Le dimanche 29 décembre 2013 à 01:10 -0800, Steve Langasek a écrit :
> If I'm not mistaken (no references to hand - sorry), systemd upstream has
> claimed in the course of discussions on debian-devel that lazy activation is
> not the purpose of socket-based activation, and that using socket-based
> activation does not require you to pay the service startup penalty at the
> time of first connection. However, this is not borne out by my experiments
> with systemd on Fedora (which I would presume to be the go-to source for
> best practices of systemd service activation).
> On Fedora 20, after enabling the sshd and rsync service+socket units (both
> installed but disabled by default on Fedora per their policies on running
> services out-of-the-box) and rebooting, I find that both port 22 and port
> 873 are bound by pid 1. Only upon connecting to the socket does systemd
> actually spawn the server (in the case of sshd, it spawns it as 'sshd
> -i', so has to start up the server anew on each connection; in the case of
> rsyncd, the .service definition is completely incompatible with socket-based
> activation and any attempt to connect results in the rsyncd.socket unit
> landing in a 'failed' state).
I’m not sure you can conclude that socket activation is broken from such
investigations. It looks to me that:
* Fedora deliberately used an inetd-like sshd setup, which is more
suitable for a workstation to which you don’t ssh much, but not
for a production server.
* You found a bug in Fedora’s rsyncd unit files.

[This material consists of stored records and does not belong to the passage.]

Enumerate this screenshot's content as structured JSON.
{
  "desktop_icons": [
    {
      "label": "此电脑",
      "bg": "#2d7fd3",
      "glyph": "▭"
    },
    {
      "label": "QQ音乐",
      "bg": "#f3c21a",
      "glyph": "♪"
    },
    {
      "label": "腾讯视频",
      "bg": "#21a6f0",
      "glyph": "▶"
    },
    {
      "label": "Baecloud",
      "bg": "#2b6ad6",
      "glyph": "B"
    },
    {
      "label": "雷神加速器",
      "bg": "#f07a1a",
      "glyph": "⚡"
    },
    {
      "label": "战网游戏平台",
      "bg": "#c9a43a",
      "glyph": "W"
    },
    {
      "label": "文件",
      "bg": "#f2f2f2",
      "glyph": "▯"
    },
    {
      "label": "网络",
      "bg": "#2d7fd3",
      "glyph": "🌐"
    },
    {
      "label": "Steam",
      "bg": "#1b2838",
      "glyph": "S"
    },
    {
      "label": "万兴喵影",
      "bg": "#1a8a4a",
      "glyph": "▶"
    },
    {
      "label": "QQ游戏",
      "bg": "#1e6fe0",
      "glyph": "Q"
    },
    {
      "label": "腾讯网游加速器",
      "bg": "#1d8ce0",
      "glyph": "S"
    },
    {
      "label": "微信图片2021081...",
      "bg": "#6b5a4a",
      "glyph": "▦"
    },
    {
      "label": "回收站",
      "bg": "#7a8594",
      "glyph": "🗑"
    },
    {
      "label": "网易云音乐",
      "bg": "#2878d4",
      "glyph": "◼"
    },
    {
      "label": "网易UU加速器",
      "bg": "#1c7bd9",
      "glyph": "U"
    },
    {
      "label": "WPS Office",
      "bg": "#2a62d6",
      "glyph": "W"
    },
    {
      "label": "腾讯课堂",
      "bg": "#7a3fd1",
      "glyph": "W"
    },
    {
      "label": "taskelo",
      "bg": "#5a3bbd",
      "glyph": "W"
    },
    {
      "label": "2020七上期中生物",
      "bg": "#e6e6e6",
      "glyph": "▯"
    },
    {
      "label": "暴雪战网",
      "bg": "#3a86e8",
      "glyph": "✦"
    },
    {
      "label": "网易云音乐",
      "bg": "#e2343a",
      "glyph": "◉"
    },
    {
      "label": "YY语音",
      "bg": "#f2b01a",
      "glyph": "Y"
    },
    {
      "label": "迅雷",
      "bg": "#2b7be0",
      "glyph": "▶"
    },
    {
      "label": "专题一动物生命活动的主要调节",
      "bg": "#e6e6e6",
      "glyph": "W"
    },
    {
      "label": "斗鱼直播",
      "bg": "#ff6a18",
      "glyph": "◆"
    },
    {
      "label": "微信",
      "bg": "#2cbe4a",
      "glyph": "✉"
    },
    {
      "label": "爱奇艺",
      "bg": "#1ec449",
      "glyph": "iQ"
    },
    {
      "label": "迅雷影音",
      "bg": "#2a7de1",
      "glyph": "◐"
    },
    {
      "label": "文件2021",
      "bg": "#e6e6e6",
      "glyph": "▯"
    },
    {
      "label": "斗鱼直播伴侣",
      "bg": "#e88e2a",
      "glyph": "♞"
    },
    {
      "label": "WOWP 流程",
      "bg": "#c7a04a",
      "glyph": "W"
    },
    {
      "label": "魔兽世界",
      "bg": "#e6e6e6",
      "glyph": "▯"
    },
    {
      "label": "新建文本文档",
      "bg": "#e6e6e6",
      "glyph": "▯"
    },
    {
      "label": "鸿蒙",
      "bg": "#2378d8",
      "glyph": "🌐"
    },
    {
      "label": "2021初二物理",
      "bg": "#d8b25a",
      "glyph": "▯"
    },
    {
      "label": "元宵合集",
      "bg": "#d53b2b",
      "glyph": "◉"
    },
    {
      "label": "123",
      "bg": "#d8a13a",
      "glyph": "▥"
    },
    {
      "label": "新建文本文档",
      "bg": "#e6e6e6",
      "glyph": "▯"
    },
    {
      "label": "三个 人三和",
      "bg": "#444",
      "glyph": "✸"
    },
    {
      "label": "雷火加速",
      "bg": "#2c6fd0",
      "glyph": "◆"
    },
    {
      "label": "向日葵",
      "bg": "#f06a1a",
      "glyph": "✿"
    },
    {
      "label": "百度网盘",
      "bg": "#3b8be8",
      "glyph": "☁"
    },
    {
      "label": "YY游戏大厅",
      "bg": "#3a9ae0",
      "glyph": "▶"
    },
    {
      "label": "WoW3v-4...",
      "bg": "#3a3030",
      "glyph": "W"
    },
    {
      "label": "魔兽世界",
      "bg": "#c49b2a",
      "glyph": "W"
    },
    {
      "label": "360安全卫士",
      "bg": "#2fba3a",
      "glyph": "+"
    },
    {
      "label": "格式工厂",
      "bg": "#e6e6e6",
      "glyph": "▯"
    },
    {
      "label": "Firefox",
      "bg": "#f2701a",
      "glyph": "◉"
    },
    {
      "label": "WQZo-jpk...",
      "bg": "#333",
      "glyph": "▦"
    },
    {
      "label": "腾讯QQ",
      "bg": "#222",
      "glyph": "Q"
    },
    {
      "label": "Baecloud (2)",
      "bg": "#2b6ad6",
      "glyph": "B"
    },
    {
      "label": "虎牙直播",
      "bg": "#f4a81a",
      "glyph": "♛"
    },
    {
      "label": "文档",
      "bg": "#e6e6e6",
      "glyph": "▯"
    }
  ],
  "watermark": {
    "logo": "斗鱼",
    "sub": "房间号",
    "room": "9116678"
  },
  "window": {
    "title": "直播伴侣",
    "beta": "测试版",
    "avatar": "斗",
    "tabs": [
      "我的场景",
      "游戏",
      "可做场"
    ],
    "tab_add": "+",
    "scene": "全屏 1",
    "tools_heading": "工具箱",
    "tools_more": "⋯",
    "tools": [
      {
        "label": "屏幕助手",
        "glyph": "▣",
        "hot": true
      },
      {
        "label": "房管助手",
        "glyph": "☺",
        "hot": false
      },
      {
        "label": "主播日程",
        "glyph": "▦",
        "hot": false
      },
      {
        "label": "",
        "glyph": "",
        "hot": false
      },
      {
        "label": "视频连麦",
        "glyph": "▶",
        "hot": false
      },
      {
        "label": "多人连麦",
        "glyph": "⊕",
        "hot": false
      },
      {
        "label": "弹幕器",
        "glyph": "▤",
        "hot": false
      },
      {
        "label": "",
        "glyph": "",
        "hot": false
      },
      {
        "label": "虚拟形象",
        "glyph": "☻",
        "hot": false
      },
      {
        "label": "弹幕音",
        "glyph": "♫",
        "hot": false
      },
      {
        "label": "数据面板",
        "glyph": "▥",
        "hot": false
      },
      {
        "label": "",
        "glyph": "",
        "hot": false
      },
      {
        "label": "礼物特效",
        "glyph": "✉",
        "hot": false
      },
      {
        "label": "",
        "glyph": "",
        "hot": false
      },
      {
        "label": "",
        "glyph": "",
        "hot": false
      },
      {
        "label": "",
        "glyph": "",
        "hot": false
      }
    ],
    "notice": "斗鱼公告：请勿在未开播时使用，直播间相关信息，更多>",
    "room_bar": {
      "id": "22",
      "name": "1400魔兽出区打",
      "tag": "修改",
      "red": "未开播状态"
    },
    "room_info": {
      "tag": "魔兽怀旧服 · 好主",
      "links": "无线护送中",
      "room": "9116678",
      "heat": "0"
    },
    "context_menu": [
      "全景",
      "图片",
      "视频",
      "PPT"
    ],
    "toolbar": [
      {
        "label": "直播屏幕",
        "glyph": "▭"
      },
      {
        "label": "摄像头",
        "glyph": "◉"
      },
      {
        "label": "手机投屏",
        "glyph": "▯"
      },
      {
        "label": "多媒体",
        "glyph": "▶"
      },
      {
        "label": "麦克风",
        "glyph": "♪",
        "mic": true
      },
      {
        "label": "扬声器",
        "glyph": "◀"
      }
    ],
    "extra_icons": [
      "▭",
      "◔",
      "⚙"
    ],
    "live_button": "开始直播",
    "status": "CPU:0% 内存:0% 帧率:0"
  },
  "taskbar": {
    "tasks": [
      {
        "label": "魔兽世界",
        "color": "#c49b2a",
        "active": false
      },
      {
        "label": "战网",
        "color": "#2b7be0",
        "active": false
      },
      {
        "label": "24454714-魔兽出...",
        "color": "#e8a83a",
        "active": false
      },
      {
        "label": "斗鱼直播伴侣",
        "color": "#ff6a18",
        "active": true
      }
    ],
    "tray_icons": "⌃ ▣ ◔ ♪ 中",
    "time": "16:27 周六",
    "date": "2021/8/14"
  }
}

If you don’t want lazy activation, you just need to add a
WantedBy=multi-user.target. This way, sockets will be bound by systemd
at the earliest possible time, and passed to the daemon as it is
started, but it will be started regardless of an incoming connection.
This is described in more detailed in the “systemd for administrators”
.''`. Josselin Mouette
: :' :